Well, here’s the amazing thing. Everybody has the ability to dig deep within themselves and ignite that creative spark. It’s there, simmering away, in each one of us. Creativity, believe it for not, is simply a by-product of the imagination. And the imagination is a brain-powered muscle that you flex and stretch (and polish up a little) to get it in good working order.
What stands in your way, of course, is plain old garden variety fear. You want to write, but you’re afraid the words won’t come. Or you want to start a business, but you’re afraid you won’t have the skills, or won’t be taken seriously. But the truth of the matter is, you can do it.
Let me reiterate this: You Can Do It.
Never, ever, let anyone (and I do mean anyone) step on your skis. Never let a naysayer tell you that you can’t accomplish your goal, no matter how small – or your dream, no matter how big! Don’t let anybody tell you that you’re too young, too old, not smart enough, not experienced enough, not pretty enough, or the wrong gender. Got that? You have to completely tune out the negative talk. Please don’t listen to that well-meaning relative, friend, co-worker, or random person who is subtly trying to sabotage your dream.

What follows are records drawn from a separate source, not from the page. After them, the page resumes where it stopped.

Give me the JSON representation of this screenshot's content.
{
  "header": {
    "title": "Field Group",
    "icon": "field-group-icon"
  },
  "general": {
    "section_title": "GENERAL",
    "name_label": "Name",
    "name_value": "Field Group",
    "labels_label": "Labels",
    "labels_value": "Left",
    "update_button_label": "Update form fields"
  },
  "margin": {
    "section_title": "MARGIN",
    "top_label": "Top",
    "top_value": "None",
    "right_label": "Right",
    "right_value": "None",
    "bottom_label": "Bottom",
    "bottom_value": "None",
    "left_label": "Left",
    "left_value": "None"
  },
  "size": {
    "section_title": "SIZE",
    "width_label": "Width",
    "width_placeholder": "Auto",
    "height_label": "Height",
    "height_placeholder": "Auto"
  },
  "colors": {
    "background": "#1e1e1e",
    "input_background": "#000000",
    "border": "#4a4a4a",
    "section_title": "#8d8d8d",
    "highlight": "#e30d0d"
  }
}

And, for goodness sake, stop listening to the little voice inside your head that whispers I don’t think I can do it. I’m afraid. I’m not good enough. I’m just not smart enough. Because that little voice is soooo wrong.
You can do anything you put your mind to.
You don’t think you’ve got the ability to write a novel? Then write a short story. Write an article for your church bulletin. Write a poem for your child. Start small and take baby steps. But don’t be afraid to think big and tap into your passion.
I met a woman at a tea shop who told me she was secretly jealous that I could make up stories. She told me that her five year-old granddaughter was constantly begging her to tell her a story. And this poor woman was in anguish because she couldn’t come up with a single story idea. She said, “I feel so dumb. I want to make up a story, but it’s just not there.”
I asked her, “What’s your passion? What do you love to do?”
She thought about it for a few moments, then her face brightened and she said, “Well, I’m a pretty good gardener.”
“You have a big garden?” I asked.
“My entire back yard,” she said proudly. “All flowers.”
“Then tell your granddaughter about your garden angel,” I suggested. “Or about the little toad that lives under a rock in your garden. Or make up a story about Lily and Buttercup. Give your flowers names and your story will start to take wing.”
She was literally stunned. “I never thought of that,” she said. Then a sly smile crept across her face and her voice took on a positive, upbeat tone. “I can do that. I know I can make up a story about all the beautiful flowers in my garden.”
And you know what? I know she can do it, too.
You know what? I bet you can figure out your heart’s desire, tap into your creative self, and make it happen for you.
About the author:
Laura Childs is the New York Times bestselling author of 17 Tea Shop Mysteries, 13 Scrapbooking Mysteries, and 6 Cackleberry Club Mysteries. On July 5 she will release Little Girl Gone, the first book in her Afton Tangler Thriller Series written by Gerry Schmitt. In her previous life she was CEO of her own marketing firm and authored several screenplays. She is married to Dr. Bob, a professor of Chinese art history, enjoys travel, and has two Shar-Pei dogs.
About her latest book:
Devonshire Scream, A Tea Shop Mystery, By Laura Childs, Berkley Hardcover, $26.00, 307 pages.